68 Elm Street
Summit, NJ 07901
January 13th, 2012 - April 1st, 2012
Opening: January 13th, 2012 6:00 PM - 8:00 PM

United States
Monday, Tuesday, Wednesday and Friday: 10:00 am- 5:00 pm; Thursday 10:00am–8pm; and Saturday & Sunday 11am–4pm. Please call to confirm holiday hours.
textile mixed-media, sculpture, installation, conceptual
Suggested Admission: Adults $5; Seniors/Kids $3; Art Center Members free


Textility is an exhibition that explores the inventive ways contemporary artists employ materials, concepts, and processes associated with textiles to convey their ideas. Many artists today are producing paintings and sculptures that resemble or reference textiles, using traditional materials like paint, canvas, wood, paper and glass.  Other artists are appropriating materials and techniques traditionally associated with fiber or textile arts—cloth or thread, crochet or embroidery, for instance—and using them to convey elements like color and line. And some artists are creating work that suggests fabric or textiles to incorporate a sense of the woven, knotted or stitched. Textility, a group survey of 28 artists, will examine art that draws from and is immersed in this textile sensibility.

Textility is co-curated by Mary Birmingham, Art Center Curator, and Joanne Mattera, a New York-based artist, curator, and art blogger. “Textility” is a word the curators created to express the idea of art that has some material or conceptual quality related to textiles.  Observing what they consider a trend in contemporary art, they conceived this exhibition to pose the questions: “Who is making work with fiber and textiles or work that suggests fiber and textiles?” and “How and why are artists doing this, and why now?”
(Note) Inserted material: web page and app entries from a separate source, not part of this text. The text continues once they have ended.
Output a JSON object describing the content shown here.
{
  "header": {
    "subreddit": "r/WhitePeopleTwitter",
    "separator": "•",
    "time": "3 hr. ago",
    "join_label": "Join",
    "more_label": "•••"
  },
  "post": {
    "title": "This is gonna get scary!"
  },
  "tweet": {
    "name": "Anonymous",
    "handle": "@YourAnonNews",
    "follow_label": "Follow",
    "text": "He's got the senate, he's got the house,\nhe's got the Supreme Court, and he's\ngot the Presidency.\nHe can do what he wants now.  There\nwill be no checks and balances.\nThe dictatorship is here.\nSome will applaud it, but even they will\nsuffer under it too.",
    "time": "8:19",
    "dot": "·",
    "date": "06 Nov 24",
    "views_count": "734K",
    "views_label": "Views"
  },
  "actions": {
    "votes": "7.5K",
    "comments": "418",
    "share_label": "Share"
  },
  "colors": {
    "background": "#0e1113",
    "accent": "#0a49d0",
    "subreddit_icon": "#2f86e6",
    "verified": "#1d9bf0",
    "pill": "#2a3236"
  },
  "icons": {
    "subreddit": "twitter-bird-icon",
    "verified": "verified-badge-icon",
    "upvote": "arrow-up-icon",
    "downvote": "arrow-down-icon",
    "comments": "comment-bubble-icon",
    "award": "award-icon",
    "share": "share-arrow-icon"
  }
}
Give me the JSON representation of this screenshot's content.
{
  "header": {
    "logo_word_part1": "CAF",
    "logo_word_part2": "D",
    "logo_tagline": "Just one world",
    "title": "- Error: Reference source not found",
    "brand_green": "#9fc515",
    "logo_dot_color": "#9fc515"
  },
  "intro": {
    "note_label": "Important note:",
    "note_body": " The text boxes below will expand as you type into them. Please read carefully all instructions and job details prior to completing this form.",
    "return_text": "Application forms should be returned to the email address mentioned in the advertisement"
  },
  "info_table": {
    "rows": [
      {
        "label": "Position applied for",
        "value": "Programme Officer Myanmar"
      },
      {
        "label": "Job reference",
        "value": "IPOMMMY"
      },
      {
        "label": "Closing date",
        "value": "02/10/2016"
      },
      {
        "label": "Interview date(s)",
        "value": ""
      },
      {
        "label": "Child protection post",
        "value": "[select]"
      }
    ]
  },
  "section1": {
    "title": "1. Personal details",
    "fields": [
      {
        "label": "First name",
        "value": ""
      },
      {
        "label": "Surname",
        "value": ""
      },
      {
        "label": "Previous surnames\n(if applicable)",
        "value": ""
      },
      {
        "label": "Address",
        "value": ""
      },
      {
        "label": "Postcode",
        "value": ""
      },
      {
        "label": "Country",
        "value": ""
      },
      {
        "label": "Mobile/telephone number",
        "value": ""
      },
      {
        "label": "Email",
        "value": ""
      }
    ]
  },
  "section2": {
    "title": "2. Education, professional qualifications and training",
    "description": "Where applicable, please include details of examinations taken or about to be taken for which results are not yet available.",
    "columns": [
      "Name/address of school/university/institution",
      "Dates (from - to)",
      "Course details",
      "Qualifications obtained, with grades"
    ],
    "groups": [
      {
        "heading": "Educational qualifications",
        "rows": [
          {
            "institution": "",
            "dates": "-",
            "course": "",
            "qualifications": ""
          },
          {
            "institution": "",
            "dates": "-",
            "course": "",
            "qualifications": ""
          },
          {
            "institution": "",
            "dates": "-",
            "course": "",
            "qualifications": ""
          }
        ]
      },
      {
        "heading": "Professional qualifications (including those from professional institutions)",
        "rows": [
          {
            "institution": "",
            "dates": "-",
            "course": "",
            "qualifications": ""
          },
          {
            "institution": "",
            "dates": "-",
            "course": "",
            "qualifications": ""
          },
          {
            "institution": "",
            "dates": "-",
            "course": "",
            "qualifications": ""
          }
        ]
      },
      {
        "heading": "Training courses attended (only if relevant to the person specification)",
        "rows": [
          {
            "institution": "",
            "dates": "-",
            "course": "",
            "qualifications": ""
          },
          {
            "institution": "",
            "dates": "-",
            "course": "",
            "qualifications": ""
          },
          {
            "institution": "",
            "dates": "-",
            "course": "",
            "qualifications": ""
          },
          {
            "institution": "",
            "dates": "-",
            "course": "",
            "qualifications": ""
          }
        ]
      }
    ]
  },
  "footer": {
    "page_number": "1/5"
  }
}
The exhibition will utilize all three ArtCenter galleries and will incorporate a broad range of materials and media including painting, sculpture, works on paper, and installation. A fully illustrated catalogue with essays by Birmingham and Mattera will accompany the exhibition.